In its first update since 2016, the International Society for Stem Cell Research (ISSCR) said the decades-old rule had little scientific merit, although they stopped short of giving the green light for researchers to breach the time constraint, which is baked into law in some countries. For years scientists have had to infer the exact changes those human embryos go through in early development. But new methods of culturing them in a dish -- and of creating embryo-like models using stem cells -- have enabled scientists to track this process right up to the edge of the two-week limit, when the embryos must be destroyed.

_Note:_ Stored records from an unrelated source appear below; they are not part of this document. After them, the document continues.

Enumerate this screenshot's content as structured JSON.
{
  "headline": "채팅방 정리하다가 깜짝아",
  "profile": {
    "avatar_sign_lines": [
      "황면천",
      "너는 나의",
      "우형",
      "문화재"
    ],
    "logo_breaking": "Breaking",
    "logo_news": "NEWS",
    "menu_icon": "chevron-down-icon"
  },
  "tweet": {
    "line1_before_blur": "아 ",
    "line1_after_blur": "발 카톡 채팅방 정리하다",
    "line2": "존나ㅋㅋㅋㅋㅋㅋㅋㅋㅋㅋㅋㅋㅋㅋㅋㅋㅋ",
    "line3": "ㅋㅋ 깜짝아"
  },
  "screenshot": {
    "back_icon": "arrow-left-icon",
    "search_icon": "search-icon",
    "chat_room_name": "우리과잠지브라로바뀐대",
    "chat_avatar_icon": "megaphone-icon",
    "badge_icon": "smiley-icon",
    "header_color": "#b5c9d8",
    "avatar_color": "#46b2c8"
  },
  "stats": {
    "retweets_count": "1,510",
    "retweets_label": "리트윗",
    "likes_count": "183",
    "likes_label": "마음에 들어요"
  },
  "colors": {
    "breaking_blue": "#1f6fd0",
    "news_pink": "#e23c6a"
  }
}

It is soon after 14 days that the first signs of the central nervous system appear and the beginnings of tissues are formed. Scientists think it is during this time that problems occur that cause recurring miscarriages and congenital abnormalities, like those of the heart and spine.

The ISSCR update covers a wide spectrum of stem cell research, including studies into the implantation of human cells in animal hosts, gene editing and "organoids" -- tissue cultures derived from stem cells to replicate organs. One major development in stem cell science is the production of early-stage human embryo models -- made using stem cells derived from tissue, like skin cells.

By Lect. Sura Abdailahalek Awadh